Given data.
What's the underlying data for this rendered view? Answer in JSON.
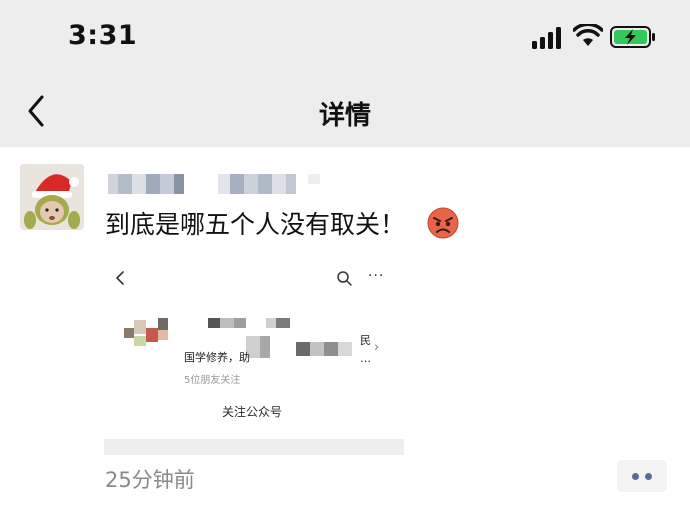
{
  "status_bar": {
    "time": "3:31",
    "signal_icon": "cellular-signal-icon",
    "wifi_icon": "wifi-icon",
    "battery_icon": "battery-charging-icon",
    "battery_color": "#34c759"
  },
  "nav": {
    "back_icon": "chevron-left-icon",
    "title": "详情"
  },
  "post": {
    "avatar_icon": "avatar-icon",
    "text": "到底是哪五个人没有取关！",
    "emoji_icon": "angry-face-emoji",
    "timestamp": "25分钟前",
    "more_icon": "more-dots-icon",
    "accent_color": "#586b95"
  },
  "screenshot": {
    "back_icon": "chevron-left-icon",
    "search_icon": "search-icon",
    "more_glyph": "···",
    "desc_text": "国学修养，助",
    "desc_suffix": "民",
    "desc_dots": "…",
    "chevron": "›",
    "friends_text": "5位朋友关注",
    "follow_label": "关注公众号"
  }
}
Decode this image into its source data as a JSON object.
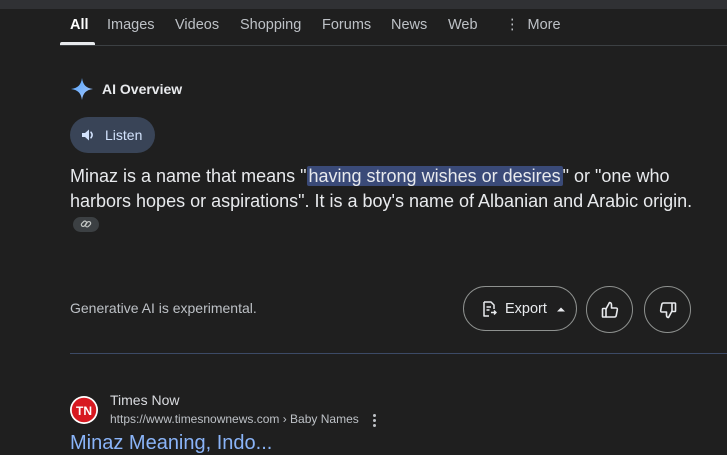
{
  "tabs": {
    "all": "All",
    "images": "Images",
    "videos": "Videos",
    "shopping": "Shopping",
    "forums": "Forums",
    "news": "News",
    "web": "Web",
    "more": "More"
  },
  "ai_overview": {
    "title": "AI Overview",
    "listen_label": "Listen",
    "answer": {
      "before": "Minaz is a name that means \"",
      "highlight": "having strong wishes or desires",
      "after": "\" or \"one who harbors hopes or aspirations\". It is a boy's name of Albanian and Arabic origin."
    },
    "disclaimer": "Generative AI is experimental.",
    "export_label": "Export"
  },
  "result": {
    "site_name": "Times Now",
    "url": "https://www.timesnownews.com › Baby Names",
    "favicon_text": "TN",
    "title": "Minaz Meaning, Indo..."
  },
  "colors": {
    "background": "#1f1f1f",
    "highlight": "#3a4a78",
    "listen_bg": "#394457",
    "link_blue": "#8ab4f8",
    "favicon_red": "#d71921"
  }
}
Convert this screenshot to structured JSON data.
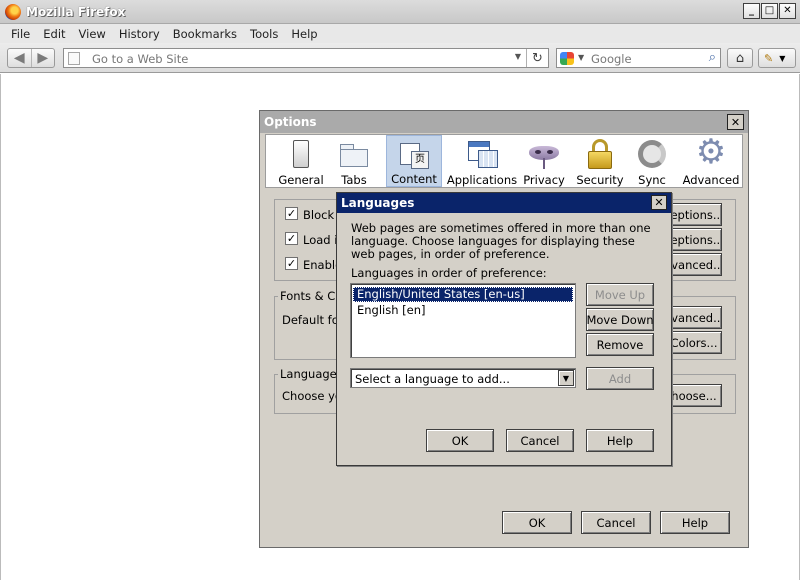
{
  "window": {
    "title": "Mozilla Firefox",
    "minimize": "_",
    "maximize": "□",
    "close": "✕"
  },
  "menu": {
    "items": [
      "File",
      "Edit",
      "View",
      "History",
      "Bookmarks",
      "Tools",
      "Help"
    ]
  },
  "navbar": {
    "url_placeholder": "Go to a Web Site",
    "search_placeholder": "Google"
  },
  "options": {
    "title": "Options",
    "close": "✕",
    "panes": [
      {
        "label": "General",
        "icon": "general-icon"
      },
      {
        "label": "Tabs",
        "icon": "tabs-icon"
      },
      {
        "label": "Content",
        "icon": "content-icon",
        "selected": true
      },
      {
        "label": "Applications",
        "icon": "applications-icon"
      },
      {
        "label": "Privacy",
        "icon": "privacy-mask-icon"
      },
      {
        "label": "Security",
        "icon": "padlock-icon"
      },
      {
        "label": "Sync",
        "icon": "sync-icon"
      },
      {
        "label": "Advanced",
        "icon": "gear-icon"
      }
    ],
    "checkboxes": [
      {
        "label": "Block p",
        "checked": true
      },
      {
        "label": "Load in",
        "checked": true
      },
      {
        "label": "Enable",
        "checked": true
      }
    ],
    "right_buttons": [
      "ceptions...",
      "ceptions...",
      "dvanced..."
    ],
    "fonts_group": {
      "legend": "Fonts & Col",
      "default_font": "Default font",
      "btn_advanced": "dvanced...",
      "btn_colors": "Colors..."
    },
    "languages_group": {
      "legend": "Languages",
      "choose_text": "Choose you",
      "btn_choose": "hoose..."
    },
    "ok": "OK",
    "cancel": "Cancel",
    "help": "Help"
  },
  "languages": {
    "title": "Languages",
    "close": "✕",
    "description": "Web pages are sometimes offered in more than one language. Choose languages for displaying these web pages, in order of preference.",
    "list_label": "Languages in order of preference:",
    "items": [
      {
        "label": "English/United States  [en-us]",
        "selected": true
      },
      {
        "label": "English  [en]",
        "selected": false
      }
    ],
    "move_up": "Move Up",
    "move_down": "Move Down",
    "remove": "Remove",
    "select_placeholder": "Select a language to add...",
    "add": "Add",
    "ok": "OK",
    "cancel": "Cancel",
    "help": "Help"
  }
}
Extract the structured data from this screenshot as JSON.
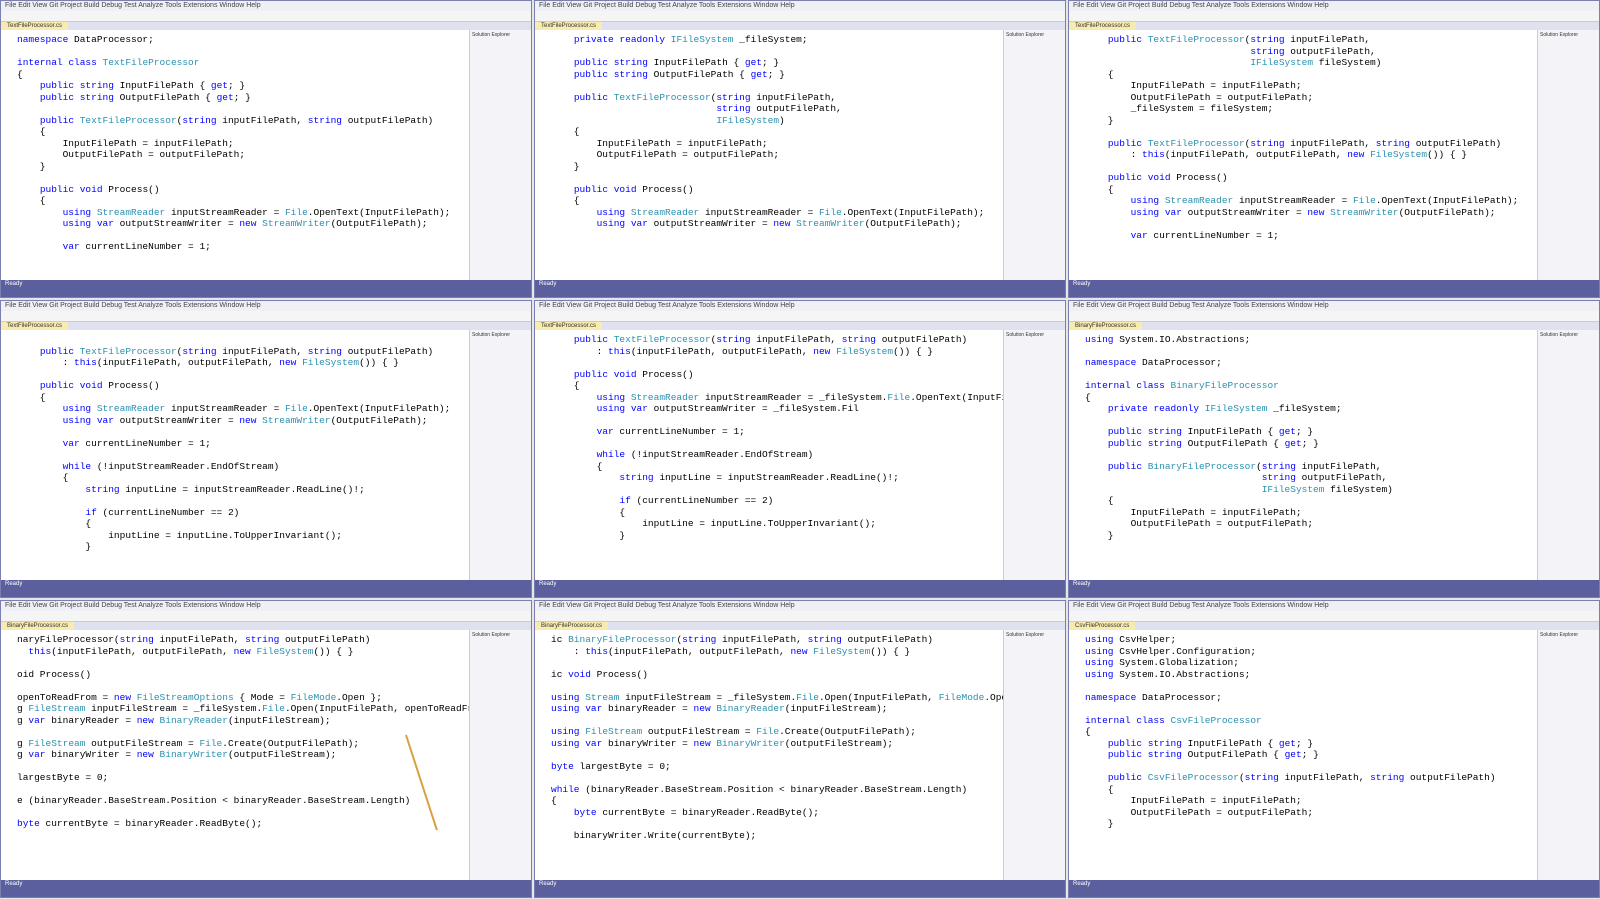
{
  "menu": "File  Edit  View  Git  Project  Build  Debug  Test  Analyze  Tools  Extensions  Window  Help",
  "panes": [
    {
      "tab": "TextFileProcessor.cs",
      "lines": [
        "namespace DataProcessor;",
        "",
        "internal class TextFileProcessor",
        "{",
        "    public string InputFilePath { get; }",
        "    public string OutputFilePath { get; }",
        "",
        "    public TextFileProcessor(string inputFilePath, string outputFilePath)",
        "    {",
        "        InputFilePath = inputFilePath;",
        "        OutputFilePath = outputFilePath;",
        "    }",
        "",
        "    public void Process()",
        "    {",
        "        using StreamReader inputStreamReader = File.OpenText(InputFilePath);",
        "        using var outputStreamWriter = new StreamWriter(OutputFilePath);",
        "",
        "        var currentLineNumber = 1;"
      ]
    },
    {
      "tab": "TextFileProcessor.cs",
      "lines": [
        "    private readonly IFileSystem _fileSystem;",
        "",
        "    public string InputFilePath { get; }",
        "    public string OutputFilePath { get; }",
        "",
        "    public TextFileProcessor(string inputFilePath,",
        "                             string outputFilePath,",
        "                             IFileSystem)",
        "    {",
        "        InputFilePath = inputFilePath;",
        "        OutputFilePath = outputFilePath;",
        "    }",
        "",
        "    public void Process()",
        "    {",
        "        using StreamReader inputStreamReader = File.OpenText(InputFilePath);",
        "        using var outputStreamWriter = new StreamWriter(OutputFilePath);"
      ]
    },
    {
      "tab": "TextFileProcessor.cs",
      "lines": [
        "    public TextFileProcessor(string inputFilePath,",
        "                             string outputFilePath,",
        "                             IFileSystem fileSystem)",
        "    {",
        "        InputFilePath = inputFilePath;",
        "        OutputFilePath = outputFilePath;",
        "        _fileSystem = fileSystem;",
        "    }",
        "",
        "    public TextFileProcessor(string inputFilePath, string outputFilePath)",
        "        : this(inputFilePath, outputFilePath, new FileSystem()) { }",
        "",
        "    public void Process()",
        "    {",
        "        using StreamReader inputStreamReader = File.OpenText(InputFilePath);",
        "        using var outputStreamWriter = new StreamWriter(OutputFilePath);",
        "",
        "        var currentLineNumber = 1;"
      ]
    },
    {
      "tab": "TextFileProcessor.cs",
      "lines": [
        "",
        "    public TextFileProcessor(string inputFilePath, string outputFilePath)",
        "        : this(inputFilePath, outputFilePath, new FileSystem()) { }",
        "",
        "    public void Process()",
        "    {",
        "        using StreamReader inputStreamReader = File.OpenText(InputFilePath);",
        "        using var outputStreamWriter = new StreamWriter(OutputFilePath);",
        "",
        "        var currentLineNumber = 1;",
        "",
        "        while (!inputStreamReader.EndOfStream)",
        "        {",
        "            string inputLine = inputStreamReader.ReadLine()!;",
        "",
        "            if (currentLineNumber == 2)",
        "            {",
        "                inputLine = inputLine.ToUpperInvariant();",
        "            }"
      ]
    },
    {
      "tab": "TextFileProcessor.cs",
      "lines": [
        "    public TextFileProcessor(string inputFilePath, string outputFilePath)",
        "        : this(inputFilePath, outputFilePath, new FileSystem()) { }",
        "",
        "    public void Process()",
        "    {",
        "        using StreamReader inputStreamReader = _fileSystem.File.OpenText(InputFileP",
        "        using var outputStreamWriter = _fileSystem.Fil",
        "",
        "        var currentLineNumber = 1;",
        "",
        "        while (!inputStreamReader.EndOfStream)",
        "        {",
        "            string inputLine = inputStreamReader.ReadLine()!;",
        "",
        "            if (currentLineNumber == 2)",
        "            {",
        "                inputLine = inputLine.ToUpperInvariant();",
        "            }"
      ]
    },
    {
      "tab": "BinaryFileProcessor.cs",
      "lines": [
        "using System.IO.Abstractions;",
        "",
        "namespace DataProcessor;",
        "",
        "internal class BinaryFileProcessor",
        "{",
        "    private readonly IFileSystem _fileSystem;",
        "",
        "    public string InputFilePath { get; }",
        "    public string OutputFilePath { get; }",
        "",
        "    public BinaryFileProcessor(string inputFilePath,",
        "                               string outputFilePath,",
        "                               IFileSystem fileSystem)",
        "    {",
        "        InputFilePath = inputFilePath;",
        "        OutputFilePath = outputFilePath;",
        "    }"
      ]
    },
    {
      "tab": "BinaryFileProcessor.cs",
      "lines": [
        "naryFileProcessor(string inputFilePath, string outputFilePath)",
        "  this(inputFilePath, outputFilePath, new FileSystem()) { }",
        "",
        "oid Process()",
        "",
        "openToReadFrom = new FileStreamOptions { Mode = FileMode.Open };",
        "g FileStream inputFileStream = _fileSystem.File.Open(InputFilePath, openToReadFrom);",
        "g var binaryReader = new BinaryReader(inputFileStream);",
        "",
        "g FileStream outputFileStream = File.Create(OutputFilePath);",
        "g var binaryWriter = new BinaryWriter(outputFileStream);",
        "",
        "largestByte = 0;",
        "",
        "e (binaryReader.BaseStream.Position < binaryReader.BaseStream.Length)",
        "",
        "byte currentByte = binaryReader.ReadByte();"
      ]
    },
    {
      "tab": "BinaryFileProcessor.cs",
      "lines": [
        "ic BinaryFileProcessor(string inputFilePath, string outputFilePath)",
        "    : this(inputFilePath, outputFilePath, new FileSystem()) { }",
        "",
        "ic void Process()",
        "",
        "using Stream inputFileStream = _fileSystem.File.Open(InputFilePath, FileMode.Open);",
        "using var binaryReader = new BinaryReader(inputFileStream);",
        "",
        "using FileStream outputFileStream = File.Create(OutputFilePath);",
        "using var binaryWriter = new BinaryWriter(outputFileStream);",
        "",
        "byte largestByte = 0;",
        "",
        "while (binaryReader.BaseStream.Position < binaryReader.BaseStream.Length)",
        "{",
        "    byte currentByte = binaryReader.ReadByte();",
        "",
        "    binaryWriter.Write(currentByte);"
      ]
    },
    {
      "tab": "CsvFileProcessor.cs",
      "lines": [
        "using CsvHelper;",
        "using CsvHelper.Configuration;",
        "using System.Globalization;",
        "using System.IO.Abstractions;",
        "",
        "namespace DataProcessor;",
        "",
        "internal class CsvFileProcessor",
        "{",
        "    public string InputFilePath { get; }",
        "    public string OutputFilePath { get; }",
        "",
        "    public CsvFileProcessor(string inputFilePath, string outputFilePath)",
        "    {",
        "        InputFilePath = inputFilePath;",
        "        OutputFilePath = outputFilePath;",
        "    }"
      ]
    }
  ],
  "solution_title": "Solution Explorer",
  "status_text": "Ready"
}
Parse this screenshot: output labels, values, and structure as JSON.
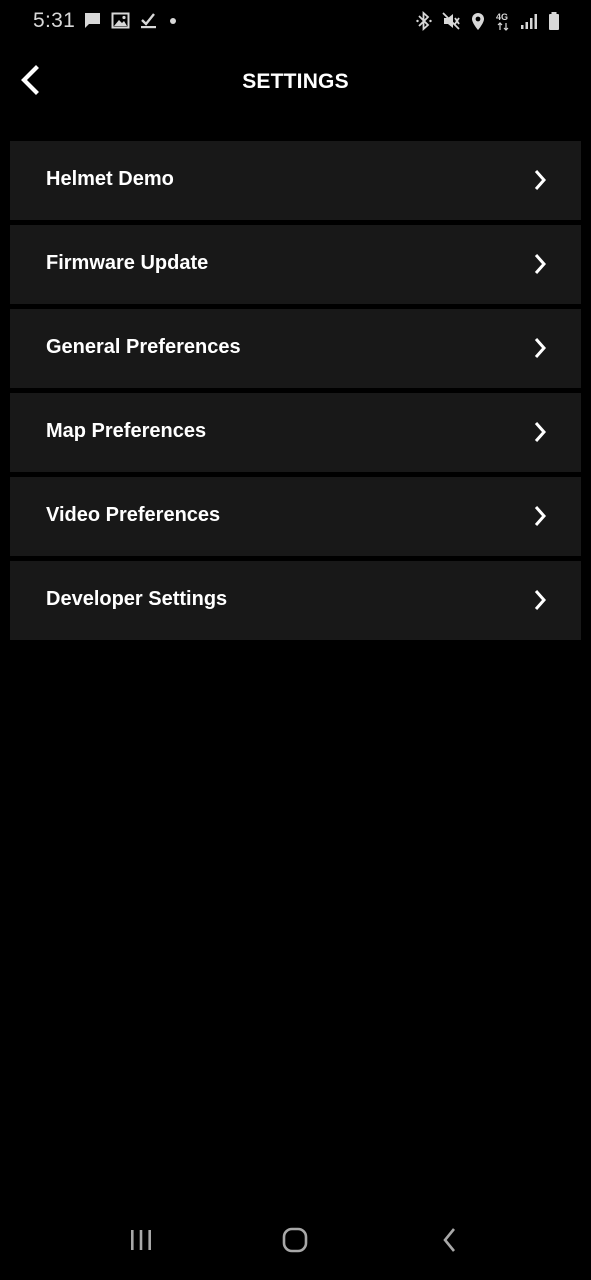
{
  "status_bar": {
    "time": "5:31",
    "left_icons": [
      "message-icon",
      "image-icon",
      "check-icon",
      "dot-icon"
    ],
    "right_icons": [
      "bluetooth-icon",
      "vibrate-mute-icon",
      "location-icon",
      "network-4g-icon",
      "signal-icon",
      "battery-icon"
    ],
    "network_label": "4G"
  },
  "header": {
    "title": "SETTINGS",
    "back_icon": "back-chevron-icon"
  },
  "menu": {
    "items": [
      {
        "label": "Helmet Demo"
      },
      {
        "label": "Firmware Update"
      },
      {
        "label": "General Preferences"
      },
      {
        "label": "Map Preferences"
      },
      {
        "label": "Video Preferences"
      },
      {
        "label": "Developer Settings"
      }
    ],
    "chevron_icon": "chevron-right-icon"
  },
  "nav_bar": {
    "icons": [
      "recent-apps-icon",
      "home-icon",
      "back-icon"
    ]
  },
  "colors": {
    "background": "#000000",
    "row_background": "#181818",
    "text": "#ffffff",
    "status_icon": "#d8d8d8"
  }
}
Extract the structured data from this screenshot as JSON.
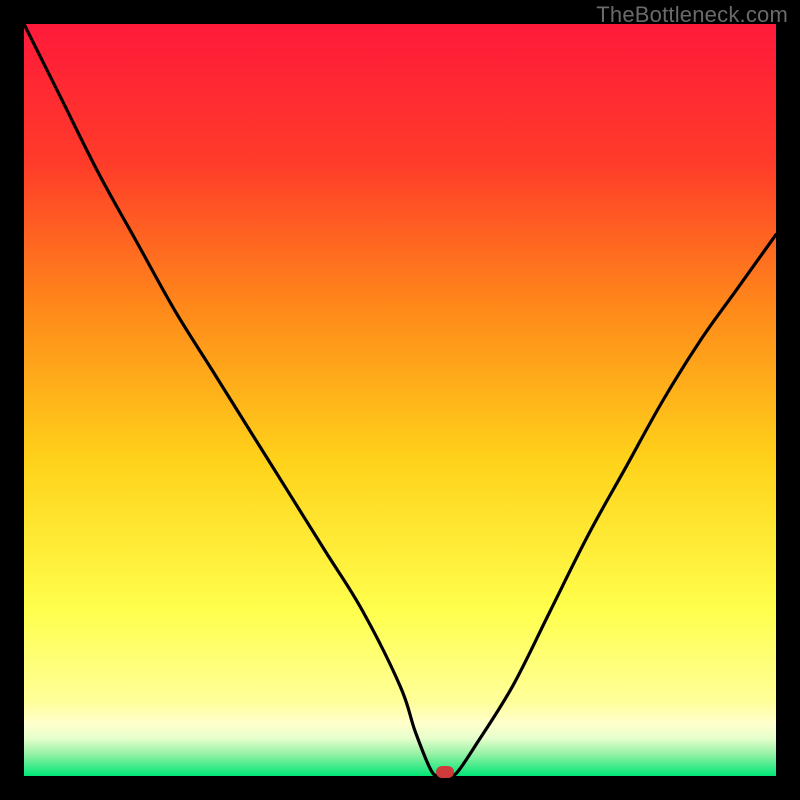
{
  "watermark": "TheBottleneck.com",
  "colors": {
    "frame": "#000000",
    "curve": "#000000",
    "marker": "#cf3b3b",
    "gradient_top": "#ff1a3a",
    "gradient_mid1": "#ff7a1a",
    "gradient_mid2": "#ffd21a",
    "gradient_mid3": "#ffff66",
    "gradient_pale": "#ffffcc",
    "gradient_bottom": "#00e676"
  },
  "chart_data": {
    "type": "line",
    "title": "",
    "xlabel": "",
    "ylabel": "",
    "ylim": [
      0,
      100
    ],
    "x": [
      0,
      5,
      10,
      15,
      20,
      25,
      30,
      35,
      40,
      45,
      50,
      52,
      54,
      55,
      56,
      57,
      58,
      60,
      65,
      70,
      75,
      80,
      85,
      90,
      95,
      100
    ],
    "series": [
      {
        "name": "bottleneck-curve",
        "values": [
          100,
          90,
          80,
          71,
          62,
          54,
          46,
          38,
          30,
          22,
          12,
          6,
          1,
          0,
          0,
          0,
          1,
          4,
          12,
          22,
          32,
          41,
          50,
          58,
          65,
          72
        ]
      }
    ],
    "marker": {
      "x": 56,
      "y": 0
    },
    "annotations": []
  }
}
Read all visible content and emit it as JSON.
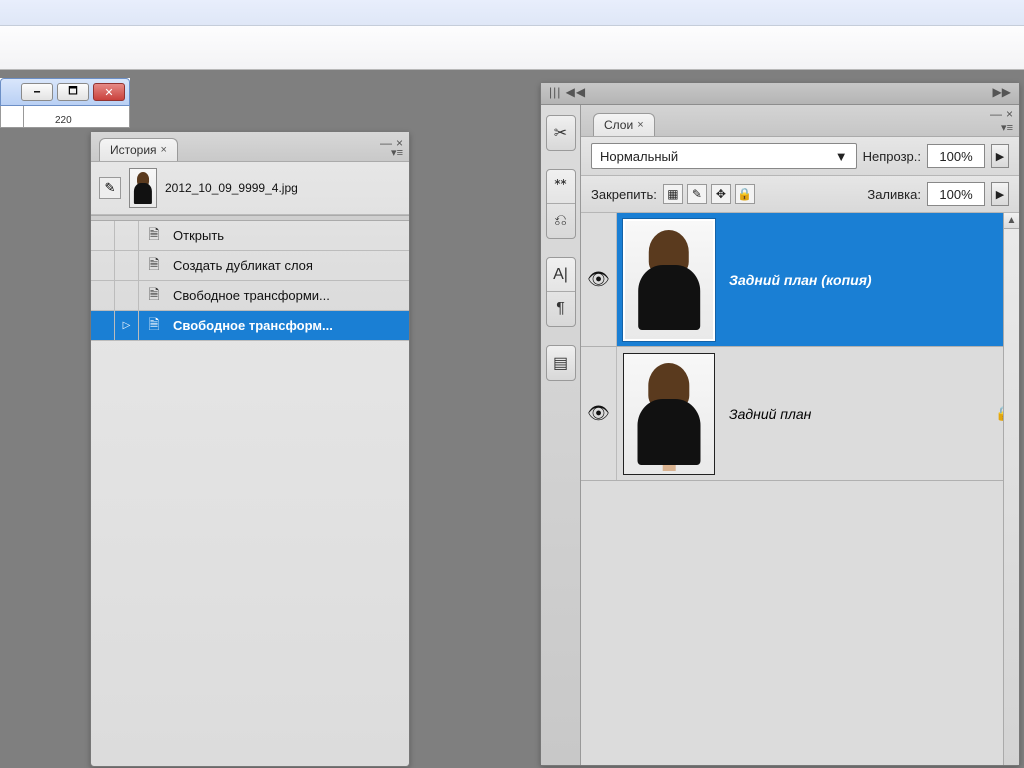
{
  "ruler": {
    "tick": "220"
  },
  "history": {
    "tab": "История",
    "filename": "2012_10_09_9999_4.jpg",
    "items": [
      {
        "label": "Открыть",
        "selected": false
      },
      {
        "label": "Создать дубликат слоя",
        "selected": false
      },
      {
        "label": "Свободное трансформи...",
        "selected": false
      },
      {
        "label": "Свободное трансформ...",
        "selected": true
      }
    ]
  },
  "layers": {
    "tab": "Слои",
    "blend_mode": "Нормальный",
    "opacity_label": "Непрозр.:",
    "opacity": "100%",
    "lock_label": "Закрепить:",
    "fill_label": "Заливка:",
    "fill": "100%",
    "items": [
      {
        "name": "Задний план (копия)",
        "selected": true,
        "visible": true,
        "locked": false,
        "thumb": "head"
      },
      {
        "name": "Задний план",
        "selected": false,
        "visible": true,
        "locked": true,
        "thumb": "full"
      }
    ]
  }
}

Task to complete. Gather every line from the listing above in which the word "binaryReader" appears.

Solution.
        "g var binaryReader = new BinaryReader(inputFileStream);",
        "e (binaryReader.BaseStream.Position < binaryReader.BaseStream.Length)",
        "byte currentByte = binaryReader.ReadByte();"
        "using var binaryReader = new BinaryReader(inputFileStream);",
        "while (binaryReader.BaseStream.Position < binaryReader.BaseStream.Length)",
        "    byte currentByte = binaryReader.ReadByte();",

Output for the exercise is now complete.